[MATERIALS PROVIDED]

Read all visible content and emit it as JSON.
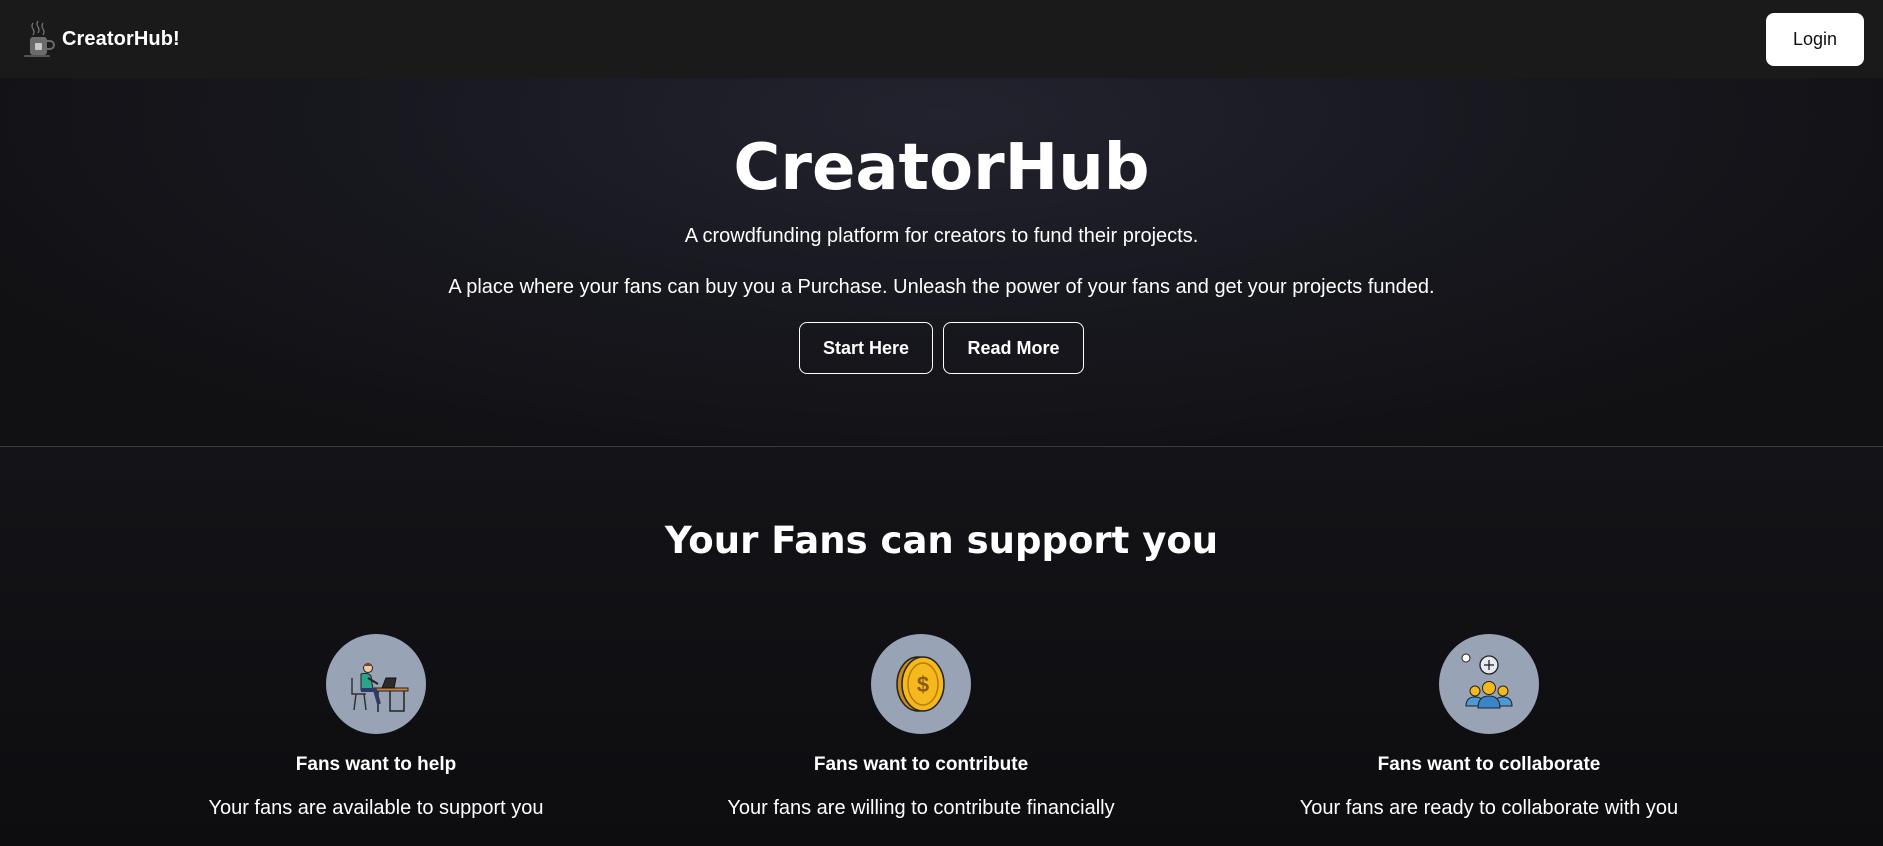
{
  "navbar": {
    "brand_name": "CreatorHub!",
    "brand_icon": "tea-cup-icon",
    "login_label": "Login"
  },
  "hero": {
    "title": "CreatorHub",
    "tagline": "A crowdfunding platform for creators to fund their projects.",
    "description": "A place where your fans can buy you a Purchase. Unleash the power of your fans and get your projects funded.",
    "start_label": "Start Here",
    "read_more_label": "Read More"
  },
  "features": {
    "title": "Your Fans can support you",
    "items": [
      {
        "icon": "person-at-desk-icon",
        "title": "Fans want to help",
        "text": "Your fans are available to support you"
      },
      {
        "icon": "coin-icon",
        "title": "Fans want to contribute",
        "text": "Your fans are willing to contribute financially"
      },
      {
        "icon": "group-collaborate-icon",
        "title": "Fans want to collaborate",
        "text": "Your fans are ready to collaborate with you"
      }
    ]
  },
  "colors": {
    "navbar_bg": "#1a1a1a",
    "icon_circle": "#98a3b5",
    "text": "#ffffff"
  }
}
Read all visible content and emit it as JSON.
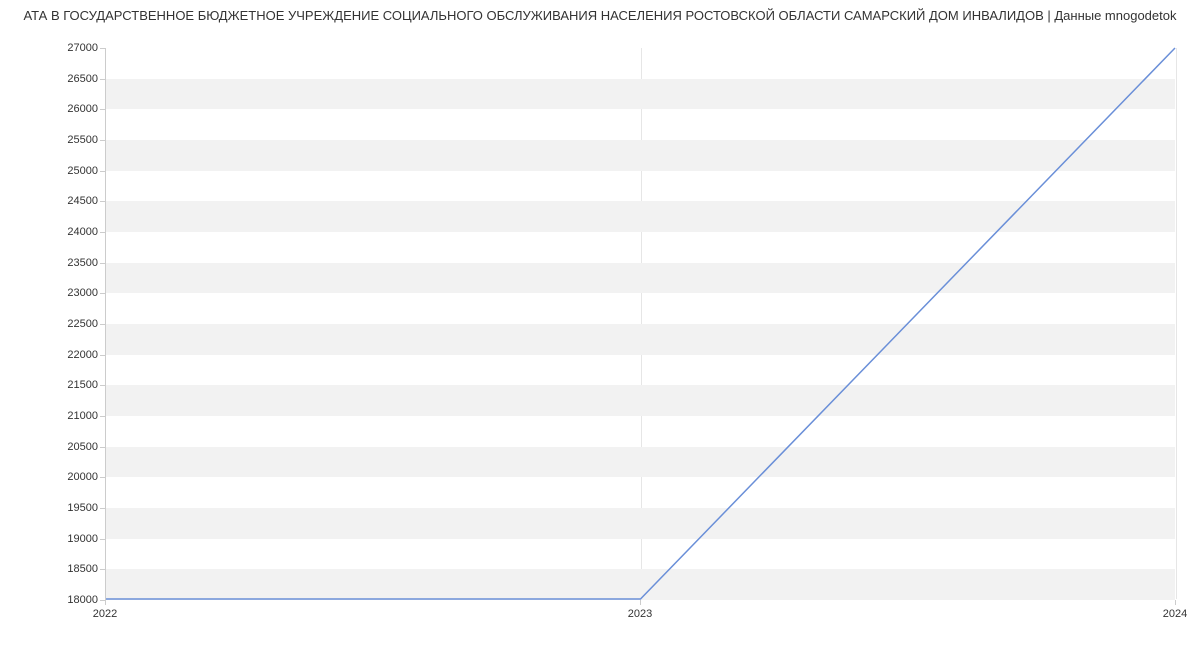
{
  "chart_data": {
    "type": "line",
    "title": "АТА В ГОСУДАРСТВЕННОЕ БЮДЖЕТНОЕ УЧРЕЖДЕНИЕ СОЦИАЛЬНОГО ОБСЛУЖИВАНИЯ НАСЕЛЕНИЯ РОСТОВСКОЙ ОБЛАСТИ САМАРСКИЙ ДОМ ИНВАЛИДОВ | Данные mnogodetok",
    "x": [
      2022,
      2023,
      2024
    ],
    "values": [
      18000,
      18000,
      27000
    ],
    "xlabel": "",
    "ylabel": "",
    "ylim": [
      18000,
      27000
    ],
    "xlim": [
      2022,
      2024
    ],
    "y_ticks": [
      18000,
      18500,
      19000,
      19500,
      20000,
      20500,
      21000,
      21500,
      22000,
      22500,
      23000,
      23500,
      24000,
      24500,
      25000,
      25500,
      26000,
      26500,
      27000
    ],
    "x_ticks": [
      2022,
      2023,
      2024
    ],
    "line_color": "#6a8fd8"
  }
}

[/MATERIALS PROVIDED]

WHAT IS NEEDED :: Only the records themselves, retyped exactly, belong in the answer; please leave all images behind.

TASK SOLUTION ::
Read all visible content and emit it as JSON.
{
  "navbar": {
    "brand_name": "CreatorHub!",
    "brand_icon": "tea-cup-icon",
    "login_label": "Login"
  },
  "hero": {
    "title": "CreatorHub",
    "tagline": "A crowdfunding platform for creators to fund their projects.",
    "description": "A place where your fans can buy you a Purchase. Unleash the power of your fans and get your projects funded.",
    "start_label": "Start Here",
    "read_more_label": "Read More"
  },
  "features": {
    "title": "Your Fans can support you",
    "items": [
      {
        "icon": "person-at-desk-icon",
        "title": "Fans want to help",
        "text": "Your fans are available to support you"
      },
      {
        "icon": "coin-icon",
        "title": "Fans want to contribute",
        "text": "Your fans are willing to contribute financially"
      },
      {
        "icon": "group-collaborate-icon",
        "title": "Fans want to collaborate",
        "text": "Your fans are ready to collaborate with you"
      }
    ]
  },
  "colors": {
    "navbar_bg": "#1a1a1a",
    "icon_circle": "#98a3b5",
    "text": "#ffffff"
  }
}
Read all visible content and emit it as JSON.
{
  "chart_data": {
    "type": "line",
    "title": "АТА В ГОСУДАРСТВЕННОЕ БЮДЖЕТНОЕ УЧРЕЖДЕНИЕ СОЦИАЛЬНОГО ОБСЛУЖИВАНИЯ НАСЕЛЕНИЯ РОСТОВСКОЙ ОБЛАСТИ САМАРСКИЙ ДОМ ИНВАЛИДОВ | Данные mnogodetok",
    "x": [
      2022,
      2023,
      2024
    ],
    "values": [
      18000,
      18000,
      27000
    ],
    "xlabel": "",
    "ylabel": "",
    "ylim": [
      18000,
      27000
    ],
    "xlim": [
      2022,
      2024
    ],
    "y_ticks": [
      18000,
      18500,
      19000,
      19500,
      20000,
      20500,
      21000,
      21500,
      22000,
      22500,
      23000,
      23500,
      24000,
      24500,
      25000,
      25500,
      26000,
      26500,
      27000
    ],
    "x_ticks": [
      2022,
      2023,
      2024
    ],
    "line_color": "#6a8fd8"
  }
}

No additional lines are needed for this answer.